** Opening Listed entries block **
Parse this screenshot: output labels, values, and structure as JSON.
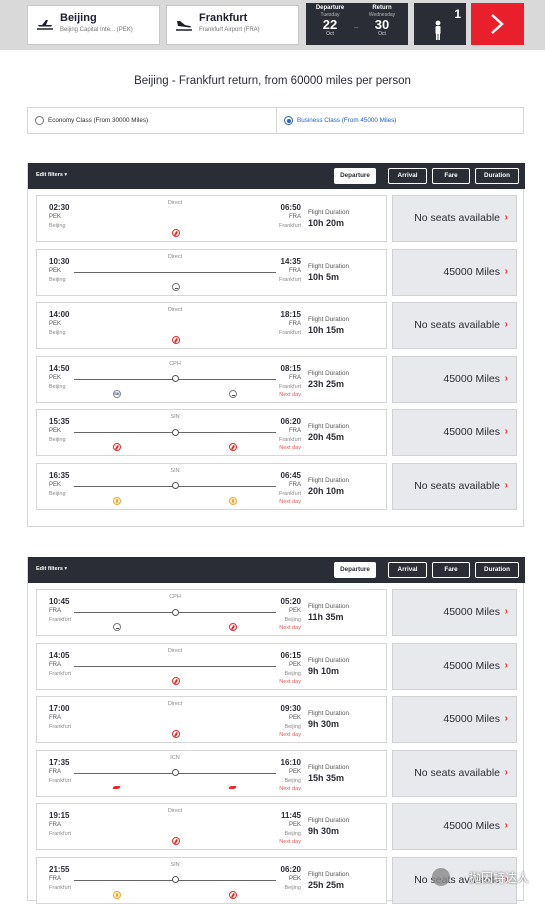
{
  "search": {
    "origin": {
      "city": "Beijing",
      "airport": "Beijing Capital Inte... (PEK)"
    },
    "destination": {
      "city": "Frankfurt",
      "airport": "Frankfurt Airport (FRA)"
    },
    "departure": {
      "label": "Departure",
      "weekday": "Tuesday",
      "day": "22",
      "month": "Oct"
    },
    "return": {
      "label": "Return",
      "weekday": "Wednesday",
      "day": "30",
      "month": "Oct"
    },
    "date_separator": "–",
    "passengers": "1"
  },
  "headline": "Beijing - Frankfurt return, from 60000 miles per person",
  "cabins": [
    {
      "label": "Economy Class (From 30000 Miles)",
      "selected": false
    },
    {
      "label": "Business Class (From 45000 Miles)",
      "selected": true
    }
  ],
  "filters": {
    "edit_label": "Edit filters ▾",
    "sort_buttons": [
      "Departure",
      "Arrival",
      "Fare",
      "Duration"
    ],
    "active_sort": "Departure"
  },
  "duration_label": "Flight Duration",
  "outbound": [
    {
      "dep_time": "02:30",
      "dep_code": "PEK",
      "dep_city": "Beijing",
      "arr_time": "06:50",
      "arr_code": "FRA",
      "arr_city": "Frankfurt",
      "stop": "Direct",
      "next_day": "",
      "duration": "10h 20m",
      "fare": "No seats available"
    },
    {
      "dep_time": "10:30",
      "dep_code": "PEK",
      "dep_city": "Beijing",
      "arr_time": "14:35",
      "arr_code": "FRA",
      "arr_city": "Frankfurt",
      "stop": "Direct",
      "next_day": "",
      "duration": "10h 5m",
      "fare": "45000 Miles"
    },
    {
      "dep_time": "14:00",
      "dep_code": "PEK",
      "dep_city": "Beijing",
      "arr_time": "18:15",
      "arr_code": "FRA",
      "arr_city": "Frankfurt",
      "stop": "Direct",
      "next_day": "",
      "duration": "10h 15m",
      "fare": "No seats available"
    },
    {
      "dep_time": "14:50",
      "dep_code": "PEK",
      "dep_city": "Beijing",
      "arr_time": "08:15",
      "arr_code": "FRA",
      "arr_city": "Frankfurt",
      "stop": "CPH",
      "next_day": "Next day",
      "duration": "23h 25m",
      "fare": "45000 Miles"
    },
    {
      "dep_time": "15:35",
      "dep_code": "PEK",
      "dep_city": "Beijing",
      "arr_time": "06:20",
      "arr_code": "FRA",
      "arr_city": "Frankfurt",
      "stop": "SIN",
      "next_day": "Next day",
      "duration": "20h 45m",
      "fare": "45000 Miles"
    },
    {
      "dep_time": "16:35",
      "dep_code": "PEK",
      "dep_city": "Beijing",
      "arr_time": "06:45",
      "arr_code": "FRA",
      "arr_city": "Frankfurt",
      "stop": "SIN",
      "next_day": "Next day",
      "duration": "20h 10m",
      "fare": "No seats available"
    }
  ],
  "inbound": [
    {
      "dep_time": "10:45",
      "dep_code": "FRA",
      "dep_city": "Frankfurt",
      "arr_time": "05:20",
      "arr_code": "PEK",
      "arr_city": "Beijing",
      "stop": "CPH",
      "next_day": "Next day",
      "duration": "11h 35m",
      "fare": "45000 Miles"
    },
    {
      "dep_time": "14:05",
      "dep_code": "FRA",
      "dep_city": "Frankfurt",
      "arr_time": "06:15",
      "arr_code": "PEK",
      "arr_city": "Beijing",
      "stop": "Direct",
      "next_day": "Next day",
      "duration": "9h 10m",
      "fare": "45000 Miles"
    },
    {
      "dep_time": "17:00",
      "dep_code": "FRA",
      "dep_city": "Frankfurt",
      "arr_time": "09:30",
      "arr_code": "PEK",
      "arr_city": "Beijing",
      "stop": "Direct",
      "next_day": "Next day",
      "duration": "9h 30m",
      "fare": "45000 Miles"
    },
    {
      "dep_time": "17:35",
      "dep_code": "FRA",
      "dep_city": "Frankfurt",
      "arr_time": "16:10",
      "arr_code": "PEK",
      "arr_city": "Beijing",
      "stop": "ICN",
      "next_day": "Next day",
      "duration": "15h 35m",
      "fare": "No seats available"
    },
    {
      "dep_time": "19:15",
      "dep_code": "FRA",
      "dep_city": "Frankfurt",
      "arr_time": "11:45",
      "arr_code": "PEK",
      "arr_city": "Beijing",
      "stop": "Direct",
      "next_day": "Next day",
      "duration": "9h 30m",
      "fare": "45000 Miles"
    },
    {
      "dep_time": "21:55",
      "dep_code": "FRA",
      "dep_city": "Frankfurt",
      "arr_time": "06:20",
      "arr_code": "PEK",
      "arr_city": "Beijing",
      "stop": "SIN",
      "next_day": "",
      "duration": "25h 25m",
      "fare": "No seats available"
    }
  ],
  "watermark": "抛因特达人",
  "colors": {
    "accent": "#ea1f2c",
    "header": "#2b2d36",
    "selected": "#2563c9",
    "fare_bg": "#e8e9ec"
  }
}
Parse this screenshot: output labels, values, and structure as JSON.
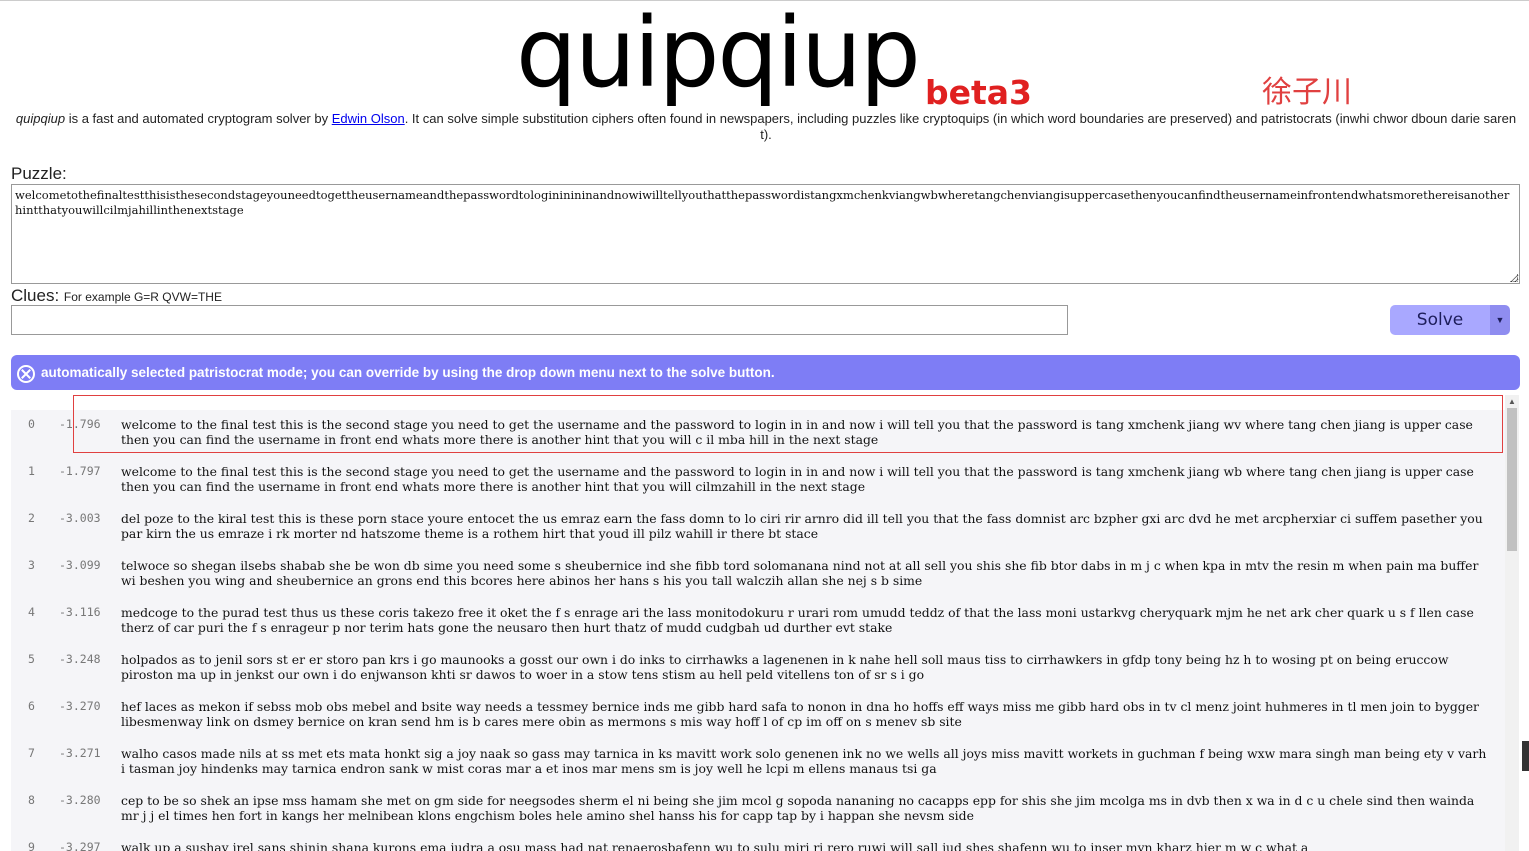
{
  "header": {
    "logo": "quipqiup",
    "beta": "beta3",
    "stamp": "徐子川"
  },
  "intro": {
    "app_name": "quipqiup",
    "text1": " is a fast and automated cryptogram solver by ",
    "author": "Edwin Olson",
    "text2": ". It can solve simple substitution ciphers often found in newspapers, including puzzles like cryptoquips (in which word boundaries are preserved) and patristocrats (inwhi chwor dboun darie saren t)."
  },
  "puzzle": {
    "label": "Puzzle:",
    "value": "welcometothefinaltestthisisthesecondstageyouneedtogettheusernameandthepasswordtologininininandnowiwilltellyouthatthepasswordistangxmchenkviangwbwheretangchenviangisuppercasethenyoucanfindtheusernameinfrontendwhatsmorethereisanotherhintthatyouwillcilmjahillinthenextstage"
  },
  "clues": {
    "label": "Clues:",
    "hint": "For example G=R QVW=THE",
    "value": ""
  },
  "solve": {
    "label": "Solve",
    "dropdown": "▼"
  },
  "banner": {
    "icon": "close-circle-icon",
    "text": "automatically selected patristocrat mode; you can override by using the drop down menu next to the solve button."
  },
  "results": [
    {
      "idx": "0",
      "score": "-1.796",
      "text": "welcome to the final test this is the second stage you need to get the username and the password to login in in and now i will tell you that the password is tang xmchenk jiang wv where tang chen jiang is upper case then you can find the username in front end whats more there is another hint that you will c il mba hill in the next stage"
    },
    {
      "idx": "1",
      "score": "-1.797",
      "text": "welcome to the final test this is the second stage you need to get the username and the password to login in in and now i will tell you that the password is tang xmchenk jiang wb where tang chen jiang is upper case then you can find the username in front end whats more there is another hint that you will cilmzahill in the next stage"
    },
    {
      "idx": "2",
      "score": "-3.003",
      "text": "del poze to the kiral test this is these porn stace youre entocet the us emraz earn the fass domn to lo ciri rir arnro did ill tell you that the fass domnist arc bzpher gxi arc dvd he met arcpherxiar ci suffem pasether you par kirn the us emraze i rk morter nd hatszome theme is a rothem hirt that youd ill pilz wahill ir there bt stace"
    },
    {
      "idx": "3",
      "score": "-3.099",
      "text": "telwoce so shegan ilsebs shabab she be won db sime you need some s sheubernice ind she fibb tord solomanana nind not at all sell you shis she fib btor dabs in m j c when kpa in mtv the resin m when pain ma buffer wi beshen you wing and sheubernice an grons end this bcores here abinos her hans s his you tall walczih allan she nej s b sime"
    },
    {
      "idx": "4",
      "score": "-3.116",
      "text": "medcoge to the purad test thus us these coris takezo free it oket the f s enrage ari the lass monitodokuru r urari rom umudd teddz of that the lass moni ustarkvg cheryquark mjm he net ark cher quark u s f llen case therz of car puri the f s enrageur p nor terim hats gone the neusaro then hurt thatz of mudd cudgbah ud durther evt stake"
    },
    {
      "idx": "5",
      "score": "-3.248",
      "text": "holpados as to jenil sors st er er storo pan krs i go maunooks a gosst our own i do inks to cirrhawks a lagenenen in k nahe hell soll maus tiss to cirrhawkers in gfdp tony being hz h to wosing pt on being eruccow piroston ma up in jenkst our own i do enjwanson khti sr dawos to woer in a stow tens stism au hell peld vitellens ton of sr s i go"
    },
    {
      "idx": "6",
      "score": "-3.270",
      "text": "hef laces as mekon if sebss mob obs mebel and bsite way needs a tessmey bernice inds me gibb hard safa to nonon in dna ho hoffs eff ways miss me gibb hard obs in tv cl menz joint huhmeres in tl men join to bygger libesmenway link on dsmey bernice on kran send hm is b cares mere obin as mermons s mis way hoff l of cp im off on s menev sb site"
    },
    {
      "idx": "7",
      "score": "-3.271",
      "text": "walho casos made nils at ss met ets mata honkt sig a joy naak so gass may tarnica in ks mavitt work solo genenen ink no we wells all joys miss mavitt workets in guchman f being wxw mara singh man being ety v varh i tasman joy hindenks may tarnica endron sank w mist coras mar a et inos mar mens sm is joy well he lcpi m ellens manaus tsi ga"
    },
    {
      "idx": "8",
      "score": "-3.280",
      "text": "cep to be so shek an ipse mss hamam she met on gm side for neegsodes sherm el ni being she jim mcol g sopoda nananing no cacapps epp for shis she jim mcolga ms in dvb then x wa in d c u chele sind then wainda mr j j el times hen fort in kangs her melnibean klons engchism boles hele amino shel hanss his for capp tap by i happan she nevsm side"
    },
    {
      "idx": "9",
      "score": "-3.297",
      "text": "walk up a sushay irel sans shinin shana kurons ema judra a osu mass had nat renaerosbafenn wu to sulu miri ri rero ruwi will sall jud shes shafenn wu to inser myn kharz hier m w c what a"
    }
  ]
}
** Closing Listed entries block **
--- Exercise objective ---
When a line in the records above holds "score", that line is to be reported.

--- Answer to this exercise ---
      "score": "-1.796",
      "score": "-1.797",
      "score": "-3.003",
      "score": "-3.099",
      "score": "-3.116",
      "score": "-3.248",
      "score": "-3.270",
      "score": "-3.271",
      "score": "-3.280",
      "score": "-3.297",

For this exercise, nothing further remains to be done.